[Entries from a dataset of interfaces]
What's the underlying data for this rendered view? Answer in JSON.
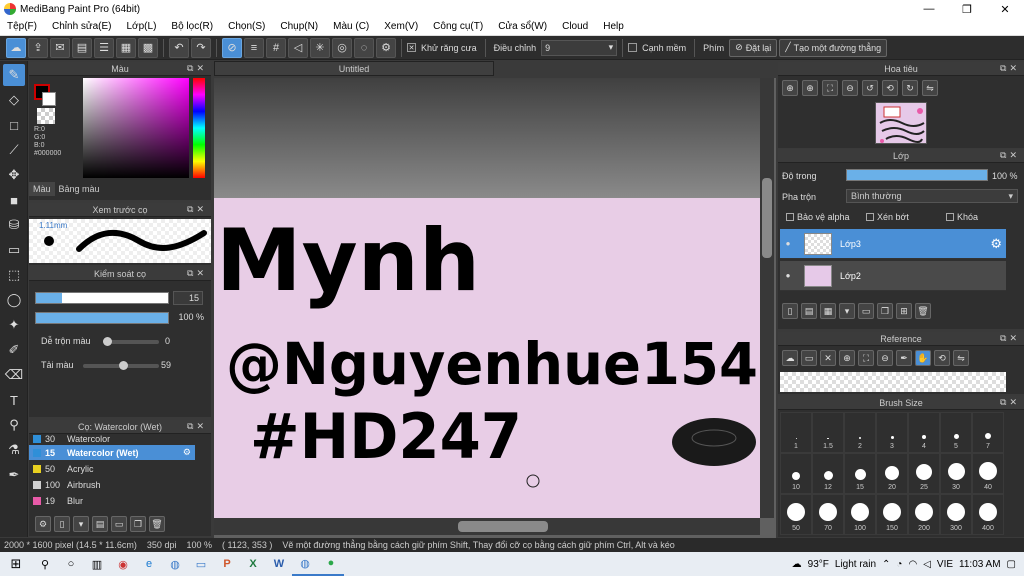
{
  "window": {
    "title": "MediBang Paint Pro (64bit)",
    "controls": [
      "—",
      "❐",
      "✕"
    ]
  },
  "menu": [
    "Tệp(F)",
    "Chỉnh sửa(E)",
    "Lớp(L)",
    "Bộ lọc(R)",
    "Chọn(S)",
    "Chụp(N)",
    "Màu (C)",
    "Xem(V)",
    "Công cụ(T)",
    "Cửa sổ(W)",
    "Cloud",
    "Help"
  ],
  "toolbar": {
    "antialias_label": "Khử răng cưa",
    "adjust_label": "Điều chỉnh",
    "adjust_value": "9",
    "edge_label": "Cạnh mềm",
    "key_label": "Phím",
    "reset_label": "Đặt lại",
    "straight_line_label": "Tạo một đường thẳng"
  },
  "color_panel": {
    "title": "Màu",
    "rgb": [
      "R:0",
      "G:0",
      "B:0",
      "#000000"
    ],
    "tabs": [
      "Màu",
      "Bảng màu"
    ],
    "foreground": "#000000",
    "background": "#ffffff"
  },
  "preview_panel": {
    "title": "Xem trước cọ",
    "size": "1.11mm"
  },
  "control_panel": {
    "title": "Kiểm soát cọ",
    "size_value": "15",
    "size_fraction": 0.2,
    "opacity_value": "100 %",
    "opacity_fraction": 1.0,
    "blend_label": "Dễ trộn màu",
    "blend_value": "0",
    "amount_label": "Tải màu",
    "amount_value": "59"
  },
  "brush_panel": {
    "title": "Cọ: Watercolor (Wet)",
    "brushes": [
      {
        "size": "30",
        "name": "Watercolor",
        "color": "#2f8fd8"
      },
      {
        "size": "15",
        "name": "Watercolor (Wet)",
        "color": "#2f8fd8",
        "active": true
      },
      {
        "size": "50",
        "name": "Acrylic",
        "color": "#e8d020"
      },
      {
        "size": "100",
        "name": "Airbrush",
        "color": "#d0d0d0"
      },
      {
        "size": "19",
        "name": "Blur",
        "color": "#e85aa8"
      }
    ]
  },
  "canvas": {
    "tab_title": "Untitled",
    "text_lines": [
      "Mynh",
      "@Nguyenhue154",
      "#HD247"
    ]
  },
  "navigator": {
    "title": "Hoa tiêu"
  },
  "layer_panel": {
    "title": "Lớp",
    "opacity_label": "Độ trong",
    "opacity_value": "100 %",
    "blend_label": "Pha trộn",
    "blend_value": "Bình thường",
    "protect_alpha": "Bảo vệ alpha",
    "clipping": "Xén bớt",
    "lock": "Khóa",
    "layers": [
      {
        "name": "Lớp3",
        "active": true
      },
      {
        "name": "Lớp2",
        "active": false
      }
    ]
  },
  "reference_panel": {
    "title": "Reference"
  },
  "brush_size_panel": {
    "title": "Brush Size",
    "sizes": [
      "1",
      "1.5",
      "2",
      "3",
      "4",
      "5",
      "7",
      "10",
      "12",
      "15",
      "20",
      "25",
      "30",
      "40",
      "50",
      "70",
      "100",
      "150",
      "200",
      "300",
      "400"
    ]
  },
  "status": {
    "dimensions": "2000 * 1600 pixel  (14.5 * 11.6cm)",
    "dpi": "350 dpi",
    "zoom": "100 %",
    "cursor": "( 1123, 353 )",
    "hint": "Vẽ một đường thẳng bằng cách giữ phím Shift, Thay đổi cỡ cọ bằng cách giữ phím Ctrl, Alt và kéo"
  },
  "taskbar": {
    "weather_temp": "93°F",
    "weather_desc": "Light rain",
    "lang": "VIE",
    "time": "11:03 AM"
  }
}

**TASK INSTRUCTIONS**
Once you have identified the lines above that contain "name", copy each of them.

**WRITTEN RESPONSE**
        "name": "Watercolor",
        "name": "Watercolor (Wet)",
        "name": "Acrylic",
        "name": "Airbrush",
        "name": "Blur",
        "name": "Lớp3",
        "name": "Lớp2",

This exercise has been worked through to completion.